Should sports teams be hiring Creative Directors?
Bambos Eracleous, Partner for Sports, Media & Entertainment, on Crystal Palace FC appointing a creative director and whether other English Premier League teams will follow suit.
“Shoot…tackle…apply the gegenpress…develop the autumn/winter apparel collection!” Come again? Since when did the dugout lead to a catwalk?
Off-field politics and the vexations of VAR aside, football is fundamentally a simple game – which is what makes it so exciting and successful. 11 v 11, most goals wins. The more skill, drama and goalmouth action, the better.
But these days football is big business. According to Forbes, the world’s 30 most valuable teams are worth an average of $2.17 billion. And it is with business in mind that Crystal Palace FC has become the first English Premier League club to hire a creative director.
Kenny Annan-Jonathan, a sports marketing veteran, was hired to the role at the beginning of August with a remit to oversee apparel collections and fashion partnerships. It is an intriguing move by the club but one with real potential given the devotion of many fans and their appetite for spending on club-related merchandise.
Research suggests that the football apparel market is set to grow by $3 billion between 2022 and 2027. A huge amount of replica kit will be sold across the globe. But this home and away kit (and let’s be sure not to overlook goalkeepers’ shirts) is not what we are talking about in the context of the Crystal Palace appointment. Annan-Jonathan is working in a far more nuanced area that combines team loyalty with personal expression, in a way that opens the door to new brand partnerships and additional revenue streams, and perhaps will also allow the club to burnish its image with an extra layer of ‘cool’.
The move comes in the wake of the announcement in April that Guillermo Andrade, Los Angeles-based streetwear designer and founder of fashion label 424, would work as Creative Advisor to the 2023 Leagues Cup tournament featuring teams from US professional soccer league MLS and Mexico’s Liga MX. Andrade was tasked with creating fan apparel as well as storytelling content spanning football, fashion, art, and design.
Arguably the trailblazer in this field is the French former footballer David Bellion, whose playing career encompassed stints at Sunderland and Manchester United. Bellion retired as a player at Paris club Red Star, which although overshadowed by the behemoth that is Paris Saint-German has a long tradition of its own as the fourth oldest football club in France.
Soon after hanging up his boots in 2016, Bellion became Red Star’s creative director by persuading the club president that the role was necessary – and that he had what it took to make a success of it – and began working with Amsterdam-based fashion brand Lack of Guidance on a fresh approach to kit design. It helped that the president is himself a creative person: film producer Patrice Haddad. “Of course,” Bellion recalled in an interview, “we had previously had many conversations about how to build bridges between football and global culture, involving art, photography, music, food, cinematography, architecture and anything that could be involved in Red Star.”

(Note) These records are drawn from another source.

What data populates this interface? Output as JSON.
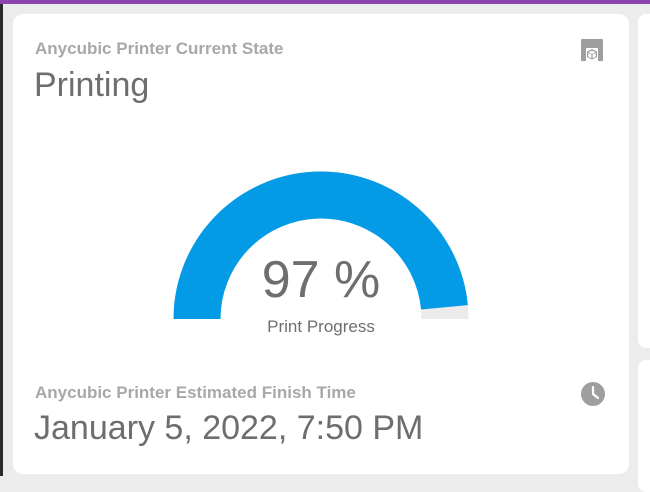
{
  "state_card": {
    "label": "Anycubic Printer Current State",
    "value": "Printing",
    "icon": "printer-3d-icon"
  },
  "progress": {
    "value": 97,
    "display": "97 %",
    "caption": "Print Progress",
    "fill_color": "#039be5",
    "track_color": "#ebebeb"
  },
  "finish_card": {
    "label": "Anycubic Printer Estimated Finish Time",
    "value": "January 5, 2022, 7:50 PM",
    "icon": "clock-icon"
  },
  "colors": {
    "accent_bar": "#8e44ad",
    "label_text": "#a8a8a8",
    "value_text": "#6e6e6e",
    "icon": "#9e9e9e"
  }
}
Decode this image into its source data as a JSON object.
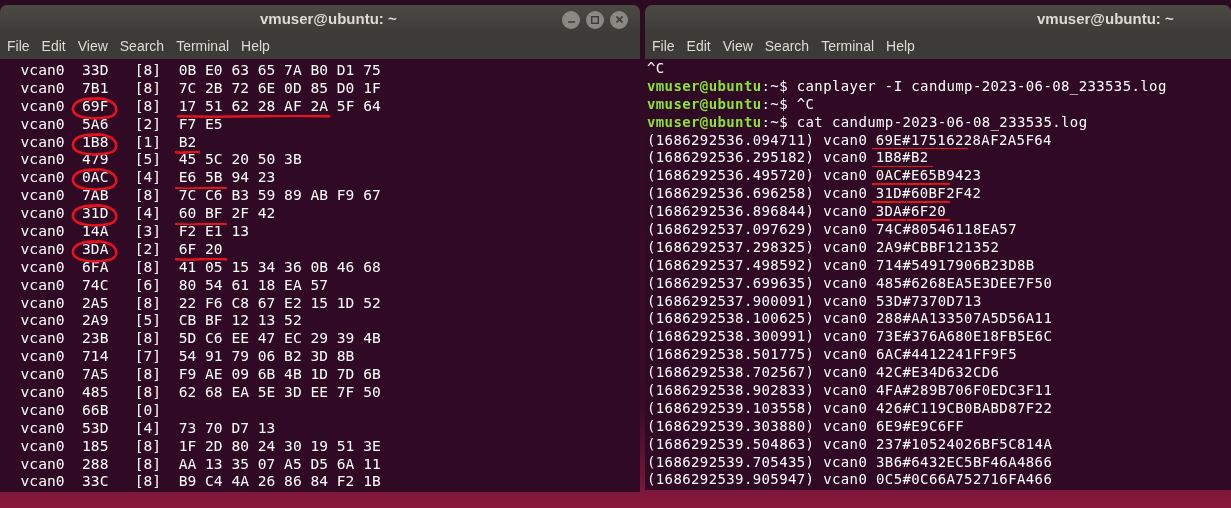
{
  "left_window": {
    "title": "vmuser@ubuntu: ~",
    "menu": [
      "File",
      "Edit",
      "View",
      "Search",
      "Terminal",
      "Help"
    ],
    "rows": [
      {
        "interface": "vcan0",
        "id": "33D",
        "dlc": "[8]",
        "circled": false,
        "data": "0B E0 63 65 7A B0 D1 75"
      },
      {
        "interface": "vcan0",
        "id": "7B1",
        "dlc": "[8]",
        "circled": false,
        "data": "7C 2B 72 6E 0D 85 D0 1F"
      },
      {
        "interface": "vcan0",
        "id": "69F",
        "dlc": "[8]",
        "circled": true,
        "data_underlined": "17 51 62 28 AF 2A",
        "data": "5F 64"
      },
      {
        "interface": "vcan0",
        "id": "5A6",
        "dlc": "[2]",
        "circled": false,
        "data": "F7 E5"
      },
      {
        "interface": "vcan0",
        "id": "1B8",
        "dlc": "[1]",
        "circled": true,
        "data_underlined": "B2"
      },
      {
        "interface": "vcan0",
        "id": "479",
        "dlc": "[5]",
        "circled": false,
        "data": "45 5C 20 50 3B"
      },
      {
        "interface": "vcan0",
        "id": "0AC",
        "dlc": "[4]",
        "circled": true,
        "data_underlined": "E6 5B",
        "data": "94 23"
      },
      {
        "interface": "vcan0",
        "id": "7AB",
        "dlc": "[8]",
        "circled": false,
        "data": "7C C6 B3 59 89 AB F9 67"
      },
      {
        "interface": "vcan0",
        "id": "31D",
        "dlc": "[4]",
        "circled": true,
        "data_underlined": "60 BF",
        "data": "2F 42"
      },
      {
        "interface": "vcan0",
        "id": "14A",
        "dlc": "[3]",
        "circled": false,
        "data": "F2 E1 13"
      },
      {
        "interface": "vcan0",
        "id": "3DA",
        "dlc": "[2]",
        "circled": true,
        "data_underlined": "6F 20"
      },
      {
        "interface": "vcan0",
        "id": "6FA",
        "dlc": "[8]",
        "circled": false,
        "data": "41 05 15 34 36 0B 46 68"
      },
      {
        "interface": "vcan0",
        "id": "74C",
        "dlc": "[6]",
        "circled": false,
        "data": "80 54 61 18 EA 57"
      },
      {
        "interface": "vcan0",
        "id": "2A5",
        "dlc": "[8]",
        "circled": false,
        "data": "22 F6 C8 67 E2 15 1D 52"
      },
      {
        "interface": "vcan0",
        "id": "2A9",
        "dlc": "[5]",
        "circled": false,
        "data": "CB BF 12 13 52"
      },
      {
        "interface": "vcan0",
        "id": "23B",
        "dlc": "[8]",
        "circled": false,
        "data": "5D C6 EE 47 EC 29 39 4B"
      },
      {
        "interface": "vcan0",
        "id": "714",
        "dlc": "[7]",
        "circled": false,
        "data": "54 91 79 06 B2 3D 8B"
      },
      {
        "interface": "vcan0",
        "id": "7A5",
        "dlc": "[8]",
        "circled": false,
        "data": "F9 AE 09 6B 4B 1D 7D 6B"
      },
      {
        "interface": "vcan0",
        "id": "485",
        "dlc": "[8]",
        "circled": false,
        "data": "62 68 EA 5E 3D EE 7F 50"
      },
      {
        "interface": "vcan0",
        "id": "66B",
        "dlc": "[0]",
        "circled": false
      },
      {
        "interface": "vcan0",
        "id": "53D",
        "dlc": "[4]",
        "circled": false,
        "data": "73 70 D7 13"
      },
      {
        "interface": "vcan0",
        "id": "185",
        "dlc": "[8]",
        "circled": false,
        "data": "1F 2D 80 24 30 19 51 3E"
      },
      {
        "interface": "vcan0",
        "id": "288",
        "dlc": "[8]",
        "circled": false,
        "data": "AA 13 35 07 A5 D5 6A 11"
      },
      {
        "interface": "vcan0",
        "id": "33C",
        "dlc": "[8]",
        "circled": false,
        "data": "B9 C4 4A 26 86 84 F2 1B"
      }
    ]
  },
  "right_window": {
    "title": "vmuser@ubuntu: ~",
    "menu": [
      "File",
      "Edit",
      "View",
      "Search",
      "Terminal",
      "Help"
    ],
    "lines": [
      {
        "kind": "plain",
        "text": "^C"
      },
      {
        "kind": "prompt",
        "prompt": "vmuser@ubuntu",
        "text": ":~$ canplayer -I candump-2023-06-08_233535.log"
      },
      {
        "kind": "prompt",
        "prompt": "vmuser@ubuntu",
        "text": ":~$ ^C"
      },
      {
        "kind": "prompt",
        "prompt": "vmuser@ubuntu",
        "text": ":~$ cat candump-2023-06-08_233535.log"
      },
      {
        "kind": "marked",
        "prefix": "(1686292536.094711) vcan0",
        "id": "69E",
        "sep": "#",
        "underlined": "175162",
        "rest": "28AF2A5F64"
      },
      {
        "kind": "marked",
        "prefix": "(1686292536.295182) vcan0",
        "id": "1B8",
        "sep": "#",
        "underlined": "B2"
      },
      {
        "kind": "marked",
        "prefix": "(1686292536.495720) vcan0",
        "id": "0AC",
        "sep": "#",
        "underlined": "E65B",
        "rest": "9423"
      },
      {
        "kind": "marked",
        "prefix": "(1686292536.696258) vcan0",
        "id": "31D",
        "sep": "#",
        "underlined": "60BF",
        "rest": "2F42"
      },
      {
        "kind": "marked",
        "prefix": "(1686292536.896844) vcan0",
        "id": "3DA",
        "sep": "#",
        "underlined": "6F20"
      },
      {
        "kind": "plain",
        "text": "(1686292537.097629) vcan0 74C#80546118EA57"
      },
      {
        "kind": "plain",
        "text": "(1686292537.298325) vcan0 2A9#CBBF121352"
      },
      {
        "kind": "plain",
        "text": "(1686292537.498592) vcan0 714#54917906B23D8B"
      },
      {
        "kind": "plain",
        "text": "(1686292537.699635) vcan0 485#6268EA5E3DEE7F50"
      },
      {
        "kind": "plain",
        "text": "(1686292537.900091) vcan0 53D#7370D713"
      },
      {
        "kind": "plain",
        "text": "(1686292538.100625) vcan0 288#AA133507A5D56A11"
      },
      {
        "kind": "plain",
        "text": "(1686292538.300991) vcan0 73E#376A680E18FB5E6C"
      },
      {
        "kind": "plain",
        "text": "(1686292538.501775) vcan0 6AC#4412241FF9F5"
      },
      {
        "kind": "plain",
        "text": "(1686292538.702567) vcan0 42C#E34D632CD6"
      },
      {
        "kind": "plain",
        "text": "(1686292538.902833) vcan0 4FA#289B706F0EDC3F11"
      },
      {
        "kind": "plain",
        "text": "(1686292539.103558) vcan0 426#C119CB0BABD87F22"
      },
      {
        "kind": "plain",
        "text": "(1686292539.303880) vcan0 6E9#E9C6FF"
      },
      {
        "kind": "plain",
        "text": "(1686292539.504863) vcan0 237#10524026BF5C814A"
      },
      {
        "kind": "plain",
        "text": "(1686292539.705435) vcan0 3B6#6432EC5BF46A4866"
      },
      {
        "kind": "plain",
        "text": "(1686292539.905947) vcan0 0C5#0C66A752716FA466"
      }
    ]
  }
}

So, with the likes of Bellion, Andrade and now Palace’s Annan-Jonathan, football is increasingly exploring its creative side in a way not directly associated with phrases such as ‘cultured left foot’. While I do not envisage the floodgates opening, I believe more clubs in England and elsewhere will follow suit in trying to exploit that sweet spot where passion for the beautiful game and growth opportunities with a wider cultural dimension overlap.

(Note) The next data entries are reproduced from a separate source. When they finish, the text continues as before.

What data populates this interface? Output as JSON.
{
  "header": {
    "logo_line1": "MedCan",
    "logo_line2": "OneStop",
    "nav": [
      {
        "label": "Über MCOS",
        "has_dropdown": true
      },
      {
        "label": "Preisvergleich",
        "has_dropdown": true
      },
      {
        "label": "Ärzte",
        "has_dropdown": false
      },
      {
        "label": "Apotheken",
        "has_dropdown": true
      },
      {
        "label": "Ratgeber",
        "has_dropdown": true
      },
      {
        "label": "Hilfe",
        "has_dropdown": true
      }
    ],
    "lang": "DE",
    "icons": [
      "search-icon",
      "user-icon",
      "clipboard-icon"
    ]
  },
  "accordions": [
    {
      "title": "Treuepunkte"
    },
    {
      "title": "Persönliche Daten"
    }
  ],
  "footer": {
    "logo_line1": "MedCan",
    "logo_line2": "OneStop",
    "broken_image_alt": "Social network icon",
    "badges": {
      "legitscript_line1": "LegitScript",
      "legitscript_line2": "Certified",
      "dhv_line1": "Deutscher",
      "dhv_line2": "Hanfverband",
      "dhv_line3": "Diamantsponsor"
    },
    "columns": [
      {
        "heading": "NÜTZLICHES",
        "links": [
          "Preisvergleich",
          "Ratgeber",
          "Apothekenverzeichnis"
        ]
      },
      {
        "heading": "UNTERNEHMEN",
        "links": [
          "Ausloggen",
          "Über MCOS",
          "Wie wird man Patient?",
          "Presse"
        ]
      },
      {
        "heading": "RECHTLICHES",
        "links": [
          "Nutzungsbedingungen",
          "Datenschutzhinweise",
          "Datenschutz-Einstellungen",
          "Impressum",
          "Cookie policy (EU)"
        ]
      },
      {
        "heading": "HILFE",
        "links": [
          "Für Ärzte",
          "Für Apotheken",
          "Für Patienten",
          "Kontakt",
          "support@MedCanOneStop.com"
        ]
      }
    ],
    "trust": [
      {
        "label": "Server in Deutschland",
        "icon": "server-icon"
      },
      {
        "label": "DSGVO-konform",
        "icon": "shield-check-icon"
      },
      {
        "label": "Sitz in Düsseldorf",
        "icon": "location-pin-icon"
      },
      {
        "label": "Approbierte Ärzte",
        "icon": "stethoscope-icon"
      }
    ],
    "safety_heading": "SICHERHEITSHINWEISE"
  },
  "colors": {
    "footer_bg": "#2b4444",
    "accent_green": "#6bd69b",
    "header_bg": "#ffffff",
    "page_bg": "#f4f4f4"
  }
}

Clearly, successful candidates should possess the right mix of sports marketing expertise and creative skills given that fashion can be notoriously fickle. Moreover, there is always the possibility of a damaging own goal. Liverpool footballers were widely mocked for the cream Armani suits they wore ahead of the 1996 FA Cup final – a game they lost 1-0 to bitter rivals Manchester United.
Even after all these years, former United manager Sir Alex Ferguson has refused to let that fashion faux pas go. In May, while giving a pep talk to rugby union team Sale ahead of their Premiership final clash with Saracens, he said: “I'm telling you, don't wear a white suit for Christ's sake! Concentration...you're not there to enjoy it, you're there to win."
It will be fascinating to see how many creative directors are appointed and who can hit on a winning formula.